## [Task]
The expected output is the full data, repeated exactly, without pictures.

## [Records supplied]
________________________

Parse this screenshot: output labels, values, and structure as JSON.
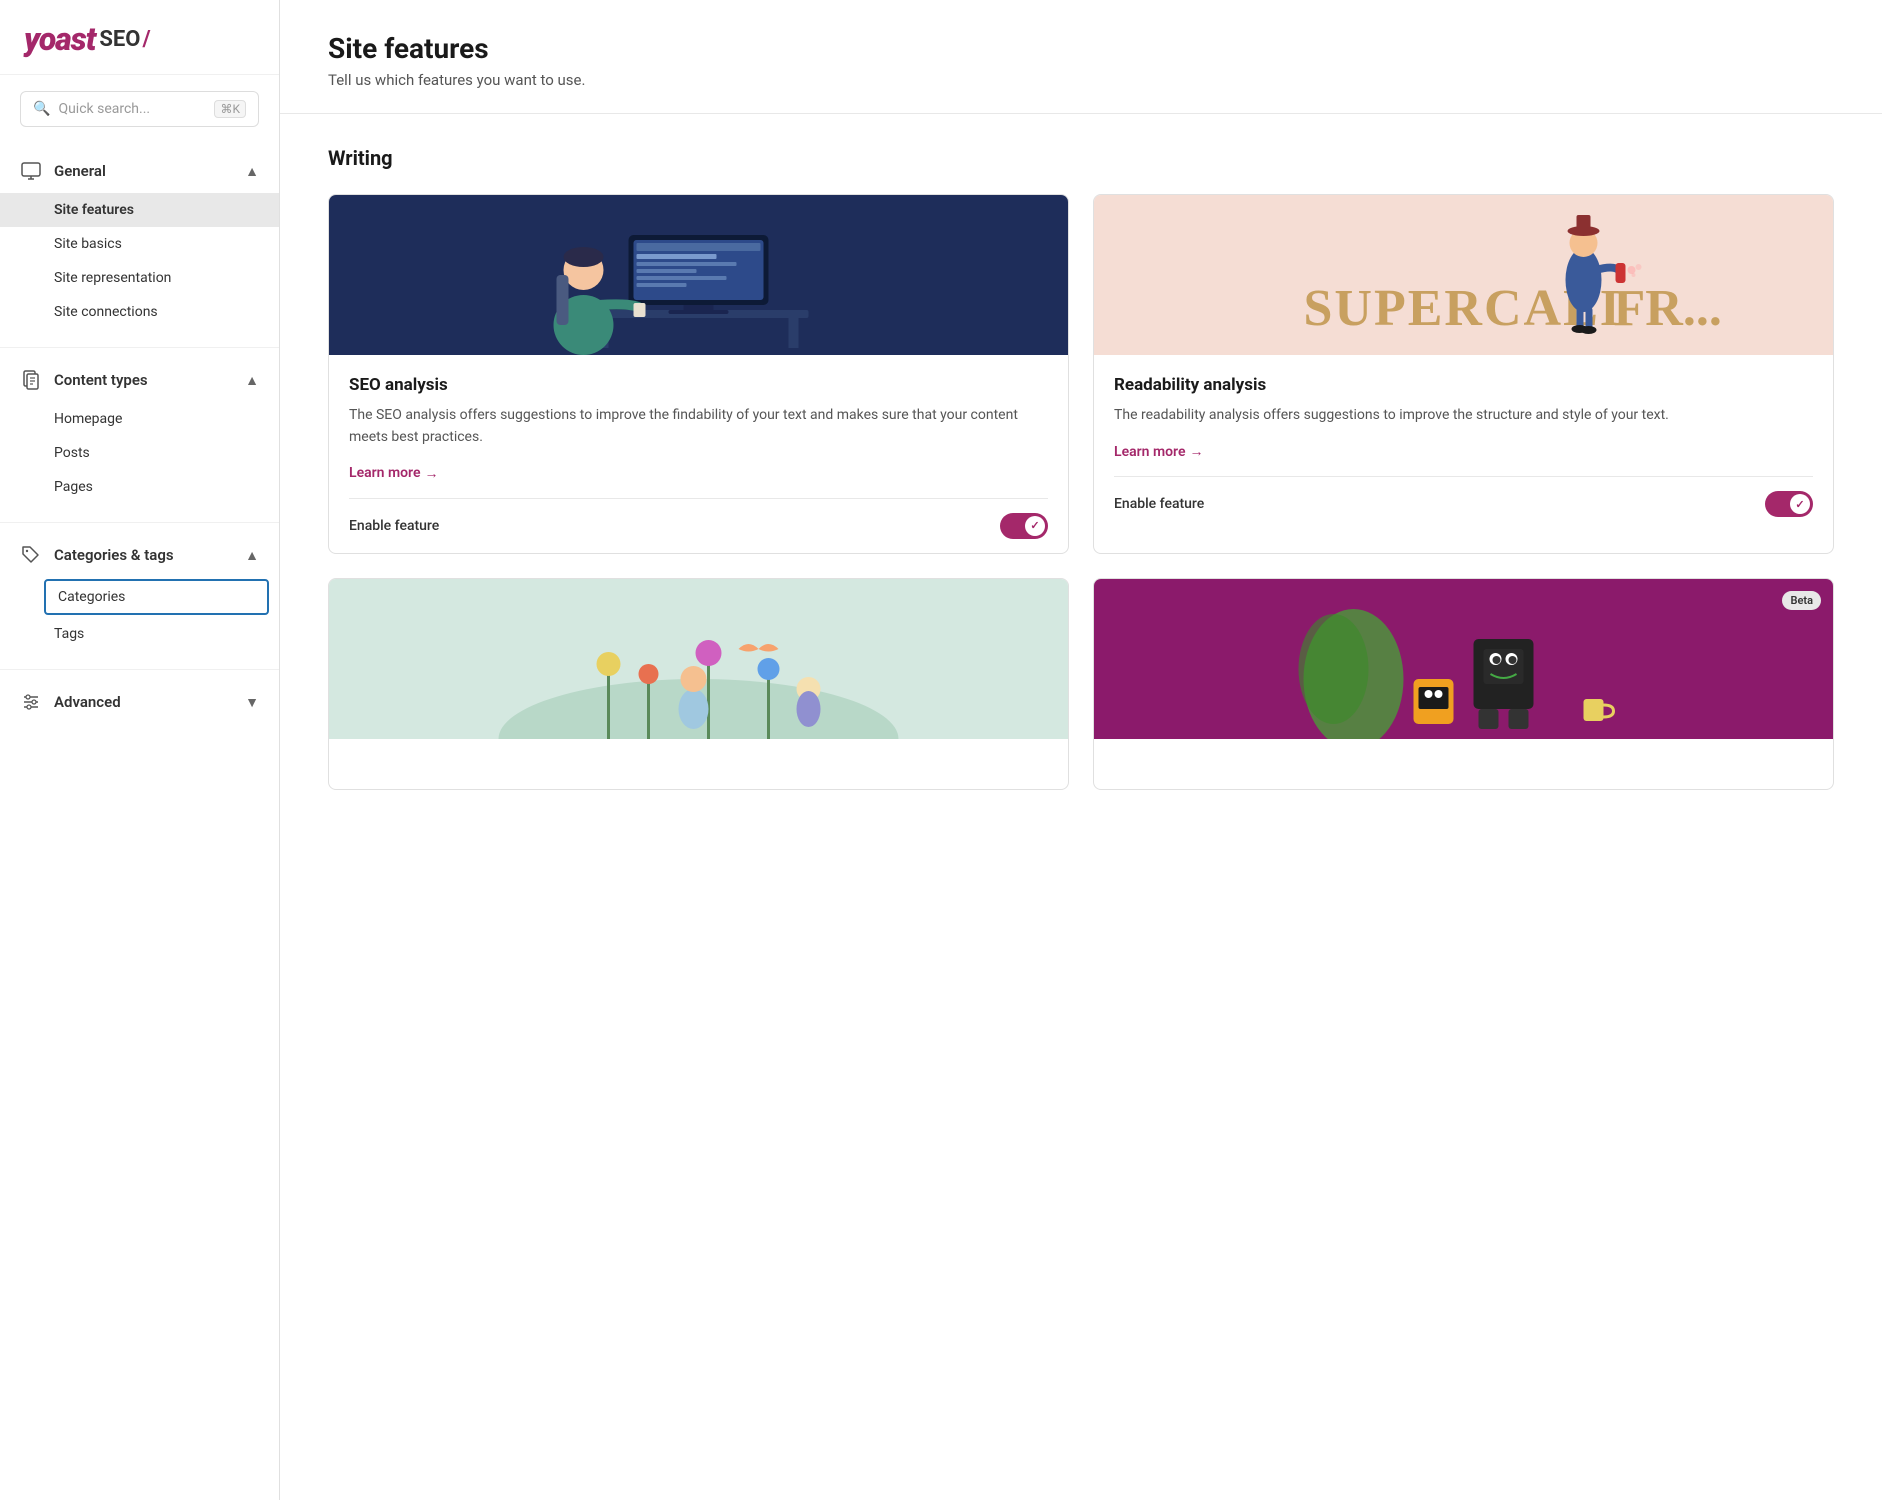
{
  "logo": {
    "yoast": "yoast",
    "seo": "SEO",
    "slash": "/"
  },
  "search": {
    "placeholder": "Quick search...",
    "shortcut": "⌘K"
  },
  "sidebar": {
    "sections": [
      {
        "id": "general",
        "icon": "monitor",
        "title": "General",
        "expanded": true,
        "items": [
          {
            "id": "site-features",
            "label": "Site features",
            "active": true,
            "selectedBlue": false
          },
          {
            "id": "site-basics",
            "label": "Site basics",
            "active": false,
            "selectedBlue": false
          },
          {
            "id": "site-representation",
            "label": "Site representation",
            "active": false,
            "selectedBlue": false
          },
          {
            "id": "site-connections",
            "label": "Site connections",
            "active": false,
            "selectedBlue": false
          }
        ]
      },
      {
        "id": "content-types",
        "icon": "document",
        "title": "Content types",
        "expanded": true,
        "items": [
          {
            "id": "homepage",
            "label": "Homepage",
            "active": false,
            "selectedBlue": false
          },
          {
            "id": "posts",
            "label": "Posts",
            "active": false,
            "selectedBlue": false
          },
          {
            "id": "pages",
            "label": "Pages",
            "active": false,
            "selectedBlue": false
          }
        ]
      },
      {
        "id": "categories-tags",
        "icon": "tag",
        "title": "Categories & tags",
        "expanded": true,
        "items": [
          {
            "id": "categories",
            "label": "Categories",
            "active": false,
            "selectedBlue": true
          },
          {
            "id": "tags",
            "label": "Tags",
            "active": false,
            "selectedBlue": false
          }
        ]
      },
      {
        "id": "advanced",
        "icon": "sliders",
        "title": "Advanced",
        "expanded": false,
        "items": []
      }
    ]
  },
  "page": {
    "title": "Site features",
    "subtitle": "Tell us which features you want to use.",
    "writing_section": "Writing"
  },
  "cards": [
    {
      "id": "seo-analysis",
      "title": "SEO analysis",
      "description": "The SEO analysis offers suggestions to improve the findability of your text and makes sure that your content meets best practices.",
      "learn_more": "Learn more",
      "arrow": "→",
      "enable_label": "Enable feature",
      "enabled": true,
      "beta": false,
      "image_type": "seo"
    },
    {
      "id": "readability-analysis",
      "title": "Readability analysis",
      "description": "The readability analysis offers suggestions to improve the structure and style of your text.",
      "learn_more": "Learn more",
      "arrow": "→",
      "enable_label": "Enable feature",
      "enabled": true,
      "beta": false,
      "image_type": "readability"
    },
    {
      "id": "card-three",
      "title": "",
      "description": "",
      "learn_more": "",
      "arrow": "",
      "enable_label": "",
      "enabled": false,
      "beta": false,
      "image_type": "third"
    },
    {
      "id": "card-four",
      "title": "",
      "description": "",
      "learn_more": "",
      "arrow": "",
      "enable_label": "",
      "enabled": false,
      "beta": true,
      "image_type": "fourth"
    }
  ]
}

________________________

## [Solution for this problem]
Parse this screenshot: output labels, values, and structure as JSON.
{
  "logo": {
    "yoast": "yoast",
    "seo": "SEO",
    "slash": "/"
  },
  "search": {
    "placeholder": "Quick search...",
    "shortcut": "⌘K"
  },
  "sidebar": {
    "sections": [
      {
        "id": "general",
        "icon": "monitor",
        "title": "General",
        "expanded": true,
        "items": [
          {
            "id": "site-features",
            "label": "Site features",
            "active": true,
            "selectedBlue": false
          },
          {
            "id": "site-basics",
            "label": "Site basics",
            "active": false,
            "selectedBlue": false
          },
          {
            "id": "site-representation",
            "label": "Site representation",
            "active": false,
            "selectedBlue": false
          },
          {
            "id": "site-connections",
            "label": "Site connections",
            "active": false,
            "selectedBlue": false
          }
        ]
      },
      {
        "id": "content-types",
        "icon": "document",
        "title": "Content types",
        "expanded": true,
        "items": [
          {
            "id": "homepage",
            "label": "Homepage",
            "active": false,
            "selectedBlue": false
          },
          {
            "id": "posts",
            "label": "Posts",
            "active": false,
            "selectedBlue": false
          },
          {
            "id": "pages",
            "label": "Pages",
            "active": false,
            "selectedBlue": false
          }
        ]
      },
      {
        "id": "categories-tags",
        "icon": "tag",
        "title": "Categories & tags",
        "expanded": true,
        "items": [
          {
            "id": "categories",
            "label": "Categories",
            "active": false,
            "selectedBlue": true
          },
          {
            "id": "tags",
            "label": "Tags",
            "active": false,
            "selectedBlue": false
          }
        ]
      },
      {
        "id": "advanced",
        "icon": "sliders",
        "title": "Advanced",
        "expanded": false,
        "items": []
      }
    ]
  },
  "page": {
    "title": "Site features",
    "subtitle": "Tell us which features you want to use.",
    "writing_section": "Writing"
  },
  "cards": [
    {
      "id": "seo-analysis",
      "title": "SEO analysis",
      "description": "The SEO analysis offers suggestions to improve the findability of your text and makes sure that your content meets best practices.",
      "learn_more": "Learn more",
      "arrow": "→",
      "enable_label": "Enable feature",
      "enabled": true,
      "beta": false,
      "image_type": "seo"
    },
    {
      "id": "readability-analysis",
      "title": "Readability analysis",
      "description": "The readability analysis offers suggestions to improve the structure and style of your text.",
      "learn_more": "Learn more",
      "arrow": "→",
      "enable_label": "Enable feature",
      "enabled": true,
      "beta": false,
      "image_type": "readability"
    },
    {
      "id": "card-three",
      "title": "",
      "description": "",
      "learn_more": "",
      "arrow": "",
      "enable_label": "",
      "enabled": false,
      "beta": false,
      "image_type": "third"
    },
    {
      "id": "card-four",
      "title": "",
      "description": "",
      "learn_more": "",
      "arrow": "",
      "enable_label": "",
      "enabled": false,
      "beta": true,
      "image_type": "fourth"
    }
  ]
}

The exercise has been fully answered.